(Editor?s note: Remove the little ones. Kris is on a rant.)
I?m pissed (that?s a technical term). This is a scam, and it?s not even a new one, but this particular evil-doer is incorrigible.
A certain opportunist has decided to target one of our client?s homes, a home which is offered for sale, in a Craigslist scam. I can?t flag it as such fast enough, because he keeps reposting. Like my friend with (failing health, oppressive government, insert your favorite story here) on the African continent who desires to place a large sum of money in my bank account if only I would be so kind as to send him my social security number and my checkbook, this individual apparently finds it more noble to bilk well-intended, hard-working people of their money than to actually get a real job.
My pissed-off-ed-ness has reached a crescendo in that Steve and I are fielding a dozen phones calls a day from potential tenants who are utterly confused. More importantly, my most awesome of clients is now living on the equivalent of the Macy?s Thanksgiving Day Parade route as dozens of interested renters do their preoccupancy drive-bys.
In our case, and I know this from the boatload of emails, the schtick is that this dude probably bagged my client?s name from the tax records. He then set up a bogus Yahoo! email account (untraceable, of course) with my client?s name. When would-be renters respond to his Craigslist ad, he says that he has the only set of keys, that he is out of state, and that upon receipt of an $1800 security deposit, he will get them in to see the joint. Of course, the photos on the ad are right-clicked off of our own MLS input.
The good news is that I have met a lot of really nice people this week as I explained ad nauseum how this home is: a) not for rent; and b) people can be icky. The bad news is that I have come to learn that (correct me if I am wrong, law enforcement officials), unless money has changed hands, no crime has been committed. And here is where I beg to differ.
This has happened to us before, but not to this extent. It is a crime in my book that someone can assume a fake identity and exhibit clear intent to defraud. It is a crime that a well-meaning, unsuspecting property owner is compelled to put a sign in his driveway saying that his home is not for rent. And it is a crime that Craigslist doesn?t take a more active role in stopping this insanity.
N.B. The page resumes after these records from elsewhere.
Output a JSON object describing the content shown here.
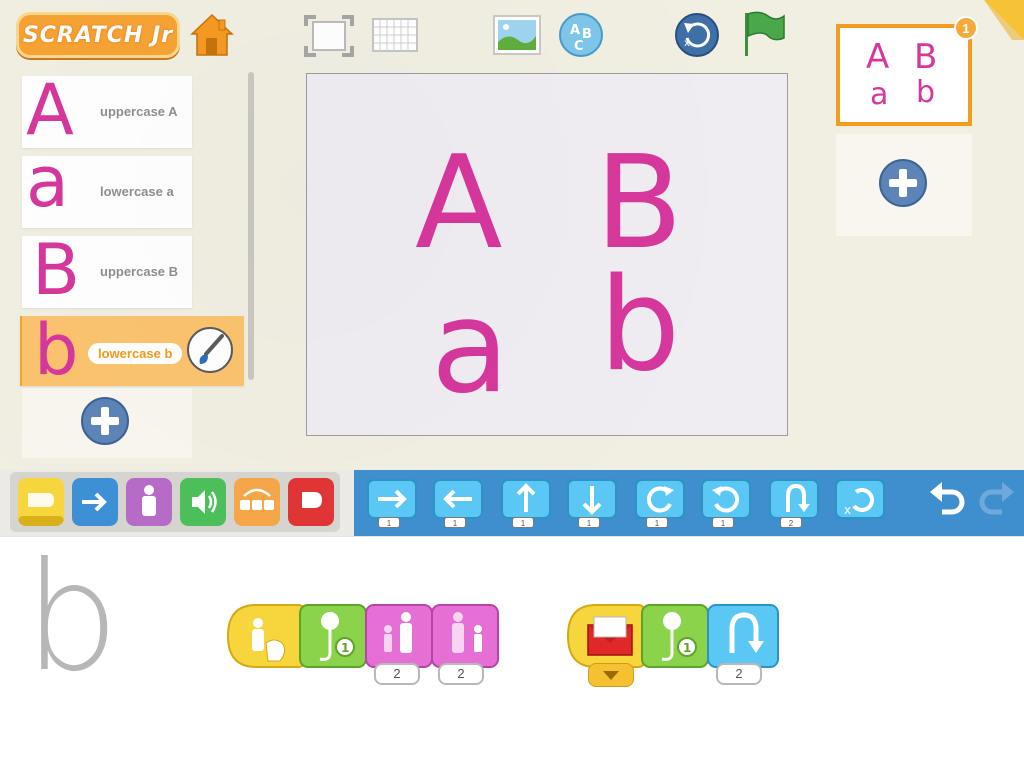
{
  "app": {
    "logo_text": "SCRATCH Jr"
  },
  "toolbar": {
    "icons": [
      "home-icon",
      "presentation-mode-icon",
      "grid-icon",
      "background-icon",
      "text-icon",
      "reset-characters-icon",
      "green-flag-icon"
    ]
  },
  "characters": {
    "items": [
      {
        "glyph": "A",
        "label": "uppercase A",
        "selected": false
      },
      {
        "glyph": "a",
        "label": "lowercase a",
        "selected": false
      },
      {
        "glyph": "B",
        "label": "uppercase B",
        "selected": false
      },
      {
        "glyph": "b",
        "label": "lowercase b",
        "selected": true
      }
    ]
  },
  "stage": {
    "letters": [
      "A",
      "B",
      "a",
      "b"
    ]
  },
  "pages": {
    "badge": "1",
    "thumb_letters": [
      "A",
      "B",
      "a",
      "b"
    ]
  },
  "palette": {
    "categories": [
      "triggering-blocks",
      "motion-blocks",
      "looks-blocks",
      "sound-blocks",
      "control-blocks",
      "end-blocks"
    ],
    "motion_blocks": [
      {
        "name": "move-right",
        "count": "1"
      },
      {
        "name": "move-left",
        "count": "1"
      },
      {
        "name": "move-up",
        "count": "1"
      },
      {
        "name": "move-down",
        "count": "1"
      },
      {
        "name": "turn-right",
        "count": "1"
      },
      {
        "name": "turn-left",
        "count": "1"
      },
      {
        "name": "hop",
        "count": "2"
      },
      {
        "name": "go-home",
        "count": ""
      }
    ]
  },
  "script": {
    "sprite_letter": "b",
    "script1": {
      "counts": [
        "2",
        "2"
      ]
    },
    "script2": {
      "counts": [
        "2"
      ]
    }
  },
  "colors": {
    "letter_pink": "#d6379c",
    "selected_orange": "#f39c1f",
    "motion_blue": "#3f8fcf",
    "paper": "#f1eee2"
  }
}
The problem is that anyone with a valid email address can post anything. I am all for freedom of the people, but if I might offer Craig a little advice and suggest that this stuff is becoming too routine to be ignored. How about this? Charge 99 cents for a posting; it works for iTunes. It?s nothing. Everyone can find 99 cents in their dryer or in the cushions of their sofa. Heck, my dog has ingested at least a few dollars in loose coin in the last week alone. By requiring a charge card, you have a record. It is not a money-making proposition, but it is a deterrent.
We post all of our listings on Craigslist (we are rethinking that, by the way), and we would happily pay a buck if it meant that this kind of crap could be curbed.
So, to my scam artist, you are the lowest of the low. To consumers, please be careful. Use commonsense, and if it is too good to be true, it probably is.